*Prompt*: Find the string "content" in the entries and copy each line that has it.

Website and app data records:
____

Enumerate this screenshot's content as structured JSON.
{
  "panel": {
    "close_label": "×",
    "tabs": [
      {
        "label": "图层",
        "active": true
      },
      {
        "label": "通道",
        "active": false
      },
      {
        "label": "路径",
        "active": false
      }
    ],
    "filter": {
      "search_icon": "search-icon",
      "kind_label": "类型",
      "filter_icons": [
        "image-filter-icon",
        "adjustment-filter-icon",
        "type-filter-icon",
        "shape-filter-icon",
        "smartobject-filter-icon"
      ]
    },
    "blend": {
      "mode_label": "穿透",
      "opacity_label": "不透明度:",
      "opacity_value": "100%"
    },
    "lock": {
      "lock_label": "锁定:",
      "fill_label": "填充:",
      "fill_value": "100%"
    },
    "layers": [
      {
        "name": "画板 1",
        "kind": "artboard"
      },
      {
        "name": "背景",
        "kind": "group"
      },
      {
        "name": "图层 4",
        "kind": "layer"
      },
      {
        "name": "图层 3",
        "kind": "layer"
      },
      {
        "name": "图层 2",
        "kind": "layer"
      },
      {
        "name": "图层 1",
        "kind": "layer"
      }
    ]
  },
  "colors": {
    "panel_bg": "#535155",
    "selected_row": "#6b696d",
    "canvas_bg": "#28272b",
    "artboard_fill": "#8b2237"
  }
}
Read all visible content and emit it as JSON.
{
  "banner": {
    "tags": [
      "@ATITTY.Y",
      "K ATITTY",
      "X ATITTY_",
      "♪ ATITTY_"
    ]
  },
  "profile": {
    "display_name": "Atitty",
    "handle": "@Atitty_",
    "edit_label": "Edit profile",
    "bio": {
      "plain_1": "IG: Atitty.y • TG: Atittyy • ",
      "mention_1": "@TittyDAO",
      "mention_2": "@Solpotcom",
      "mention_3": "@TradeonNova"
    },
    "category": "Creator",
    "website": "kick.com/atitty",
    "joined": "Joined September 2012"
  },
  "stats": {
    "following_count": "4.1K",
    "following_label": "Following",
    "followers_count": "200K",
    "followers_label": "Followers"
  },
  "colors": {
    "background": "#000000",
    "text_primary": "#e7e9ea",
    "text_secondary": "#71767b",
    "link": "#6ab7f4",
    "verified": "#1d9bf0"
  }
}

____

*Task answer*:
Enumerate this screenshot's content as structured JSON.
Read all visible content and emit it as JSON.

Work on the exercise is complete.